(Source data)
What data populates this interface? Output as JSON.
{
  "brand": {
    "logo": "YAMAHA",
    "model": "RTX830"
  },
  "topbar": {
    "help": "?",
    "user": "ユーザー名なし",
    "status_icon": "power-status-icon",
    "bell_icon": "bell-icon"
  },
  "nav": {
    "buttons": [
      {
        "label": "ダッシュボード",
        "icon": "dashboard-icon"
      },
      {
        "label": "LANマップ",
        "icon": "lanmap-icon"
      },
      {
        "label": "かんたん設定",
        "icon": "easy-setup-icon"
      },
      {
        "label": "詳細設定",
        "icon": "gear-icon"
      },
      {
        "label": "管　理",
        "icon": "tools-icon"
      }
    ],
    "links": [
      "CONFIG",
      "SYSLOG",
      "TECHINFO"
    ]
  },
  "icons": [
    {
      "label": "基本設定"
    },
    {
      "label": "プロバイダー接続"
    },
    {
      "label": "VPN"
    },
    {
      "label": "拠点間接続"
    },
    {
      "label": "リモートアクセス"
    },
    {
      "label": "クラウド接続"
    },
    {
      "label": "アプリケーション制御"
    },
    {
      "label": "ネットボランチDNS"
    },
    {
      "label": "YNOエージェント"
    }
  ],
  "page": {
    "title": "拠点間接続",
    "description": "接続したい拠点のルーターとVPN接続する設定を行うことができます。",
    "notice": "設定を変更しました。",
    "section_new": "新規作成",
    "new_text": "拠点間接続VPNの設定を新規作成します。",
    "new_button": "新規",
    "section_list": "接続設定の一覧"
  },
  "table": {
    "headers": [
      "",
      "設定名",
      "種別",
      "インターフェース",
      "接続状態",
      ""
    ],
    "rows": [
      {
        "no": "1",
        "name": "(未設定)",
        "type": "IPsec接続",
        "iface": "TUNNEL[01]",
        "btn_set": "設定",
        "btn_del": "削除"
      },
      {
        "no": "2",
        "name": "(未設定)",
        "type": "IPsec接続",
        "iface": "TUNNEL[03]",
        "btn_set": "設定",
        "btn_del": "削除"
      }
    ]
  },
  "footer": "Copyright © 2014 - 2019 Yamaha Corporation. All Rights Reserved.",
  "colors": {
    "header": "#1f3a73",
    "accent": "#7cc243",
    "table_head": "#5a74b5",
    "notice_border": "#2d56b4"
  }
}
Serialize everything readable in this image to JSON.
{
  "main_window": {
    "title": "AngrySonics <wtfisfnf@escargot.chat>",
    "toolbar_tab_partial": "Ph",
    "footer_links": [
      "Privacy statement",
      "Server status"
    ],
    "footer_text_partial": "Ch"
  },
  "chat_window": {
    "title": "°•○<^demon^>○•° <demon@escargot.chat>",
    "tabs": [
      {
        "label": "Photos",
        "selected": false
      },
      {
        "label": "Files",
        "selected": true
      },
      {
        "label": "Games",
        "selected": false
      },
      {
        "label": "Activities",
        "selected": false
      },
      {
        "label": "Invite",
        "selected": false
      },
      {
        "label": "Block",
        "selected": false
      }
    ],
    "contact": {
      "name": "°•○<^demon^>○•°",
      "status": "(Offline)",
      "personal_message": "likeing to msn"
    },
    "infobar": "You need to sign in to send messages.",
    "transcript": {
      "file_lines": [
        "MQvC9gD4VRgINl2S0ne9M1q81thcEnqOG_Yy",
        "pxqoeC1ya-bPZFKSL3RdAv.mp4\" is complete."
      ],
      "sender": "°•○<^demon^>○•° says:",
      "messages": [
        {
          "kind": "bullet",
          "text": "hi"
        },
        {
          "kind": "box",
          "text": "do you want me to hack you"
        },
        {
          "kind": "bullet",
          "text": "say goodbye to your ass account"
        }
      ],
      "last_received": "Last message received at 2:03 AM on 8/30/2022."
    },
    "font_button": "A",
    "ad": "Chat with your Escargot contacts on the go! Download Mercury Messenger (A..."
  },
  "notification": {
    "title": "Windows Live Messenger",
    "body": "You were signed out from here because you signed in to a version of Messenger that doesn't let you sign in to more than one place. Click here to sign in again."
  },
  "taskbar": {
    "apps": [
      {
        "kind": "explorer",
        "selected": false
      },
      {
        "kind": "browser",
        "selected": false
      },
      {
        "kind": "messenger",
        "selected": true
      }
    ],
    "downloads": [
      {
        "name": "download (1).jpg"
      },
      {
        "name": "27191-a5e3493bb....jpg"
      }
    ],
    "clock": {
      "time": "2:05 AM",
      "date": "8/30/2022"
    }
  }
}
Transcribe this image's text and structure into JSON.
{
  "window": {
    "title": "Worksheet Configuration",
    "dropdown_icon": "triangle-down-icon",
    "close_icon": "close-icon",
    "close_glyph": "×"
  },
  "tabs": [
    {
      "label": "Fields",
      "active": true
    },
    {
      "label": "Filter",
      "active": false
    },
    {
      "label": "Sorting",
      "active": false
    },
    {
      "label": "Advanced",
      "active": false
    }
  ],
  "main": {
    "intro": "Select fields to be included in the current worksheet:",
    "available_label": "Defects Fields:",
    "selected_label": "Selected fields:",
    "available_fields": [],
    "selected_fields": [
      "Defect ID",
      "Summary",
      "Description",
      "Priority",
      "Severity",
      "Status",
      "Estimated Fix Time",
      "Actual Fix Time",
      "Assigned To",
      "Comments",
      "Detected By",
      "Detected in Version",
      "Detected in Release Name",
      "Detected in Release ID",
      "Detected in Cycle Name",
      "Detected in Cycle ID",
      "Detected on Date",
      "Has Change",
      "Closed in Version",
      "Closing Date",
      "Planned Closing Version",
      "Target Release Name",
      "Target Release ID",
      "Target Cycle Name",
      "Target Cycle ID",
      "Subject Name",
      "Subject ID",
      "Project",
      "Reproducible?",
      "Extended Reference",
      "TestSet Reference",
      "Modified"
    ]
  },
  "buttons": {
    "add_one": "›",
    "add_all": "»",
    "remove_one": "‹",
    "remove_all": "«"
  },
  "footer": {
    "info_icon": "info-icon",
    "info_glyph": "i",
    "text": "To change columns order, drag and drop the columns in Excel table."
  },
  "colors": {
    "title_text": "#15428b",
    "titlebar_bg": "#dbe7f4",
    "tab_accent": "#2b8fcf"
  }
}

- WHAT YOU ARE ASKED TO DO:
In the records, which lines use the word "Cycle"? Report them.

- EXERCISE RESULT:
      "Detected in Cycle Name",
      "Detected in Cycle ID",
      "Target Cycle Name",
      "Target Cycle ID",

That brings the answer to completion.